Excerpted data Start Marker

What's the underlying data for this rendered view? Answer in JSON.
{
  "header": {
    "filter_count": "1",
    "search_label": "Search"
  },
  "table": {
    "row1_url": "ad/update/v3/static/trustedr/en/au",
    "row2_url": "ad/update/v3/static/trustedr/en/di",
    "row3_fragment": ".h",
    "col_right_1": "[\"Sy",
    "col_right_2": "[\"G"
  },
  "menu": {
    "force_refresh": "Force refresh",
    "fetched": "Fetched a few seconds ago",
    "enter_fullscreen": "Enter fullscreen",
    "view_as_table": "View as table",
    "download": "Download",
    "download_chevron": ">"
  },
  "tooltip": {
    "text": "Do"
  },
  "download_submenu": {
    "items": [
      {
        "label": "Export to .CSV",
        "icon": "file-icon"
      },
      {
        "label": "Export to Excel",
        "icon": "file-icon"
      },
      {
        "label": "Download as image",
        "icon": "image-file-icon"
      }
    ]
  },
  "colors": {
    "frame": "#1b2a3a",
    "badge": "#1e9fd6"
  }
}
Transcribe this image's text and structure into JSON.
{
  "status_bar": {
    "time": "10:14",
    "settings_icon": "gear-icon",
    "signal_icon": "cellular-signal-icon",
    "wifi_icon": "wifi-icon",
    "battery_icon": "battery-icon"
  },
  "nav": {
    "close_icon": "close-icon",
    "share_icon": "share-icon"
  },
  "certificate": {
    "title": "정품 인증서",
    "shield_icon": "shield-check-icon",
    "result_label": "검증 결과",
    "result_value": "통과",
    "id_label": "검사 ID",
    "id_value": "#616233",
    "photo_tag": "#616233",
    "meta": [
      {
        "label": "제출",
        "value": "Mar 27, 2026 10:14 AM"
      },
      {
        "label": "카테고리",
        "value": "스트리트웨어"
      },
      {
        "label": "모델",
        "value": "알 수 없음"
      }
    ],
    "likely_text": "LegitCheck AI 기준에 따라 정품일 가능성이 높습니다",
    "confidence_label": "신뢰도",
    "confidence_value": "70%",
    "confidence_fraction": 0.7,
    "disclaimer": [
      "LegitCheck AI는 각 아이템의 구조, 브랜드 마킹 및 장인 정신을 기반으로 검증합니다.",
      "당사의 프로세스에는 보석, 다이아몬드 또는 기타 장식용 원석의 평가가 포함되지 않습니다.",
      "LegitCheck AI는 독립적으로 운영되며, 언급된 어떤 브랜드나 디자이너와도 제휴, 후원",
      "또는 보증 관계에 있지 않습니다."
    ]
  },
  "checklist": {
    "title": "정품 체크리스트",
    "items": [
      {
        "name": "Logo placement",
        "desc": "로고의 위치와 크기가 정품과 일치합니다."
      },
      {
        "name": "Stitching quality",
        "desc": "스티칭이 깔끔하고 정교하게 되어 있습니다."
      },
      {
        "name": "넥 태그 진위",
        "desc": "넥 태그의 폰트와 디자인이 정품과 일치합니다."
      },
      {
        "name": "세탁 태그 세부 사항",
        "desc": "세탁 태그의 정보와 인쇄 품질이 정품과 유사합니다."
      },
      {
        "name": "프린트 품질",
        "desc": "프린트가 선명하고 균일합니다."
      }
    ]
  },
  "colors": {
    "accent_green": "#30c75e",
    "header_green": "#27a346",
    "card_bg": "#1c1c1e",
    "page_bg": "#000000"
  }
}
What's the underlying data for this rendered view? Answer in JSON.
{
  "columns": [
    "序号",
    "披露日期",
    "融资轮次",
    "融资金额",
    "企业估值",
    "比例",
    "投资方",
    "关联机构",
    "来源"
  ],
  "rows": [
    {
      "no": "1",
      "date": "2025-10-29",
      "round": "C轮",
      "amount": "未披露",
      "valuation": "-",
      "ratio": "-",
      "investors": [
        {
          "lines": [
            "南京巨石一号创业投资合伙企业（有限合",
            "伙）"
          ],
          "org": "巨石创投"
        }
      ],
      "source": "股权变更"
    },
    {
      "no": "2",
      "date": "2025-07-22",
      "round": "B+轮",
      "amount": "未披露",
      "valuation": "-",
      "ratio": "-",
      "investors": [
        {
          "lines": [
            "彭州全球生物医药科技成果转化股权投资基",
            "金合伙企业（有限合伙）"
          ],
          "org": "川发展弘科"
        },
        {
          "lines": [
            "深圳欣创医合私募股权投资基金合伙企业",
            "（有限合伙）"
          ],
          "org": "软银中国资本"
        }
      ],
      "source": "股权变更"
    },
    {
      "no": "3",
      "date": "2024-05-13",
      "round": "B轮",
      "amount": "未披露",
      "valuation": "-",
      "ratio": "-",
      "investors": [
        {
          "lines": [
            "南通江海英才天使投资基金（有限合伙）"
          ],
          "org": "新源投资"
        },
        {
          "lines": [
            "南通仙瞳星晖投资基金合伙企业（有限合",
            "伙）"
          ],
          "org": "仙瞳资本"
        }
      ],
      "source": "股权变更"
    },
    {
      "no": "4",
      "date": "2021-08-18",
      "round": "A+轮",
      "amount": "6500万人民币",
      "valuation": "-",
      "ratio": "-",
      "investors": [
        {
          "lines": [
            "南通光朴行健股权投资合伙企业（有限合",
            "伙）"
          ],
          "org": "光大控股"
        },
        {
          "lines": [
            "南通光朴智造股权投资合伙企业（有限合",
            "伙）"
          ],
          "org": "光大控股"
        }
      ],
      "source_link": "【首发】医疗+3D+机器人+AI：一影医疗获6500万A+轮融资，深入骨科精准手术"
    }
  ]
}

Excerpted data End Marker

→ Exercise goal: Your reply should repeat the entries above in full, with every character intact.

→ Finished exercise:
What's the underlying data for this rendered view? Answer in JSON.
{
  "header": {
    "filter_count": "1",
    "search_label": "Search"
  },
  "table": {
    "row1_url": "ad/update/v3/static/trustedr/en/au",
    "row2_url": "ad/update/v3/static/trustedr/en/di",
    "row3_fragment": ".h",
    "col_right_1": "[\"Sy",
    "col_right_2": "[\"G"
  },
  "menu": {
    "force_refresh": "Force refresh",
    "fetched": "Fetched a few seconds ago",
    "enter_fullscreen": "Enter fullscreen",
    "view_as_table": "View as table",
    "download": "Download",
    "download_chevron": ">"
  },
  "tooltip": {
    "text": "Do"
  },
  "download_submenu": {
    "items": [
      {
        "label": "Export to .CSV",
        "icon": "file-icon"
      },
      {
        "label": "Export to Excel",
        "icon": "file-icon"
      },
      {
        "label": "Download as image",
        "icon": "image-file-icon"
      }
    ]
  },
  "colors": {
    "frame": "#1b2a3a",
    "badge": "#1e9fd6"
  }
}
Transcribe this image's text and structure into JSON.
{
  "status_bar": {
    "time": "10:14",
    "settings_icon": "gear-icon",
    "signal_icon": "cellular-signal-icon",
    "wifi_icon": "wifi-icon",
    "battery_icon": "battery-icon"
  },
  "nav": {
    "close_icon": "close-icon",
    "share_icon": "share-icon"
  },
  "certificate": {
    "title": "정품 인증서",
    "shield_icon": "shield-check-icon",
    "result_label": "검증 결과",
    "result_value": "통과",
    "id_label": "검사 ID",
    "id_value": "#616233",
    "photo_tag": "#616233",
    "meta": [
      {
        "label": "제출",
        "value": "Mar 27, 2026 10:14 AM"
      },
      {
        "label": "카테고리",
        "value": "스트리트웨어"
      },
      {
        "label": "모델",
        "value": "알 수 없음"
      }
    ],
    "likely_text": "LegitCheck AI 기준에 따라 정품일 가능성이 높습니다",
    "confidence_label": "신뢰도",
    "confidence_value": "70%",
    "confidence_fraction": 0.7,
    "disclaimer": [
      "LegitCheck AI는 각 아이템의 구조, 브랜드 마킹 및 장인 정신을 기반으로 검증합니다.",
      "당사의 프로세스에는 보석, 다이아몬드 또는 기타 장식용 원석의 평가가 포함되지 않습니다.",
      "LegitCheck AI는 독립적으로 운영되며, 언급된 어떤 브랜드나 디자이너와도 제휴, 후원",
      "또는 보증 관계에 있지 않습니다."
    ]
  },
  "checklist": {
    "title": "정품 체크리스트",
    "items": [
      {
        "name": "Logo placement",
        "desc": "로고의 위치와 크기가 정품과 일치합니다."
      },
      {
        "name": "Stitching quality",
        "desc": "스티칭이 깔끔하고 정교하게 되어 있습니다."
      },
      {
        "name": "넥 태그 진위",
        "desc": "넥 태그의 폰트와 디자인이 정품과 일치합니다."
      },
      {
        "name": "세탁 태그 세부 사항",
        "desc": "세탁 태그의 정보와 인쇄 품질이 정품과 유사합니다."
      },
      {
        "name": "프린트 품질",
        "desc": "프린트가 선명하고 균일합니다."
      }
    ]
  },
  "colors": {
    "accent_green": "#30c75e",
    "header_green": "#27a346",
    "card_bg": "#1c1c1e",
    "page_bg": "#000000"
  }
}
What's the underlying data for this rendered view? Answer in JSON.
{
  "columns": [
    "序号",
    "披露日期",
    "融资轮次",
    "融资金额",
    "企业估值",
    "比例",
    "投资方",
    "关联机构",
    "来源"
  ],
  "rows": [
    {
      "no": "1",
      "date": "2025-10-29",
      "round": "C轮",
      "amount": "未披露",
      "valuation": "-",
      "ratio": "-",
      "investors": [
        {
          "lines": [
            "南京巨石一号创业投资合伙企业（有限合",
            "伙）"
          ],
          "org": "巨石创投"
        }
      ],
      "source": "股权变更"
    },
    {
      "no": "2",
      "date": "2025-07-22",
      "round": "B+轮",
      "amount": "未披露",
      "valuation": "-",
      "ratio": "-",
      "investors": [
        {
          "lines": [
            "彭州全球生物医药科技成果转化股权投资基",
            "金合伙企业（有限合伙）"
          ],
          "org": "川发展弘科"
        },
        {
          "lines": [
            "深圳欣创医合私募股权投资基金合伙企业",
            "（有限合伙）"
          ],
          "org": "软银中国资本"
        }
      ],
      "source": "股权变更"
    },
    {
      "no": "3",
      "date": "2024-05-13",
      "round": "B轮",
      "amount": "未披露",
      "valuation": "-",
      "ratio": "-",
      "investors": [
        {
          "lines": [
            "南通江海英才天使投资基金（有限合伙）"
          ],
          "org": "新源投资"
        },
        {
          "lines": [
            "南通仙瞳星晖投资基金合伙企业（有限合",
            "伙）"
          ],
          "org": "仙瞳资本"
        }
      ],
      "source": "股权变更"
    },
    {
      "no": "4",
      "date": "2021-08-18",
      "round": "A+轮",
      "amount": "6500万人民币",
      "valuation": "-",
      "ratio": "-",
      "investors": [
        {
          "lines": [
            "南通光朴行健股权投资合伙企业（有限合",
            "伙）"
          ],
          "org": "光大控股"
        },
        {
          "lines": [
            "南通光朴智造股权投资合伙企业（有限合",
            "伙）"
          ],
          "org": "光大控股"
        }
      ],
      "source_link": "【首发】医疗+3D+机器人+AI：一影医疗获6500万A+轮融资，深入骨科精准手术"
    }
  ]
}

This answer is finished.